On the way back to Havana, make sure to stop at Penon del Fraile, which is another legend among Cubans. This place is known to make the world’s best pina coladas, and they’re served in freshly cut pineapples. No matter what time you go, it’s a party. This little roadside shack also has an affordable gift shop where you can buy souvenirs, toiletries, beach towels and swim suits, all things the government is known to overcharge tourists for, so anything you need, get here.
There isn’t enough I can say about the music in Cuba, which was everywhere, in the parks, street, restaurants. The Cuban men are fiiiineee and will often grab you for a dance anywhere there’s music so don’t be offended, just go with it. If you want to go for a proper dance night, take a cab to Miramar, a lovely upscale seaside suburb (about 10 miles and 15 CUC taxi ride from Havana) to Casa de la Musica, which is a favorite of the locals. You pay a 10 CUC cover but the drinks are cheap (1 CUC water, 2 CUC beer, 6 CUC mixed drinks) and the music is mostly by local bands. People are dancing alone, with strangers– everywhere and everyone will happily teach you to salsa. It is a fun time, but be prepared for people to drop it like it’s hot, because they definitely get it in!
There is so much to do and see in Cuba, this barely scratches the surface, but these picks were unanimously declared winners amongst my friends. The most important thing to do to prepare for your trip is to be prepared. With sun, rum, cigars, beaches, gorgeous men, music, you honestly can’t go wrong! Cuba will leave you wanting more!
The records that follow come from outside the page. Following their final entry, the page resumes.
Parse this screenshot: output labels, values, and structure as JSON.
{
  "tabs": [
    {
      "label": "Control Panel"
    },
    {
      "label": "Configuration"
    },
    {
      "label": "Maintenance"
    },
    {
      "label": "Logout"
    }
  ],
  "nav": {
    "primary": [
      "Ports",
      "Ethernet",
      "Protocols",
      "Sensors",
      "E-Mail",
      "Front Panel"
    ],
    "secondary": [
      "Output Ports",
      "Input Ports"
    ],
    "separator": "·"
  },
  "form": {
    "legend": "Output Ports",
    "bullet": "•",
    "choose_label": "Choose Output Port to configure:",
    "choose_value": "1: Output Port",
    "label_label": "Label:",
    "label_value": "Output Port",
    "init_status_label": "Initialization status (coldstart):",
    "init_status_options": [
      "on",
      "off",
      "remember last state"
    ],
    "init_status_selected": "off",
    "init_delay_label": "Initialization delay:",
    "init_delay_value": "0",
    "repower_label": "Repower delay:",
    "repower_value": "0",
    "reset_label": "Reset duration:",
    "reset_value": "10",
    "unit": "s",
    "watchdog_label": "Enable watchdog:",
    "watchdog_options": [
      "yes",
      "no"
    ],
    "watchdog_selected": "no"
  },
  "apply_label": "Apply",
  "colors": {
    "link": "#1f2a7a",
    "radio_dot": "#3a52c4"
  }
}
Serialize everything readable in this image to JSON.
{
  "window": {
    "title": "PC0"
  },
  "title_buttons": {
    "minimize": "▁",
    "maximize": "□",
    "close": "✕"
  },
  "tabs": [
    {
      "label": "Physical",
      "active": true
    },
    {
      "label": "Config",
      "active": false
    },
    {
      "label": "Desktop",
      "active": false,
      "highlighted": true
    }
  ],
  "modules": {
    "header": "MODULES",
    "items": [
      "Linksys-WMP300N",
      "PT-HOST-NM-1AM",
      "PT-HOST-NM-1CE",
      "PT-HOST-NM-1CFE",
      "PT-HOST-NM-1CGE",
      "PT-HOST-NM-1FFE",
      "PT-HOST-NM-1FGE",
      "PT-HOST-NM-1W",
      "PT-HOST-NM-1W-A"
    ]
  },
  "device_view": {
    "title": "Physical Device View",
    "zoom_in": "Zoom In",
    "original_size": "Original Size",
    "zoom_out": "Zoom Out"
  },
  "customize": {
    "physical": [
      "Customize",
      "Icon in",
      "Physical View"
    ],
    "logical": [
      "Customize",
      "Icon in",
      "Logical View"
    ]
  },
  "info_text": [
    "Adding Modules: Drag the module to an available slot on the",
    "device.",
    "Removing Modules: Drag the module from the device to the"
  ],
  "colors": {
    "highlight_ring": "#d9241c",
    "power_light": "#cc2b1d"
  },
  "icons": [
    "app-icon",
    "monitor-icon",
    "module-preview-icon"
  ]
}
Lisa Bonner, a travel aficionado, is a veteran Entertainment Lawyer with offices in New York and Atlanta. Her work has appeared in theGrio, Yahoo! Travel, Ebony and Essence. Follow her on social media @lisabonner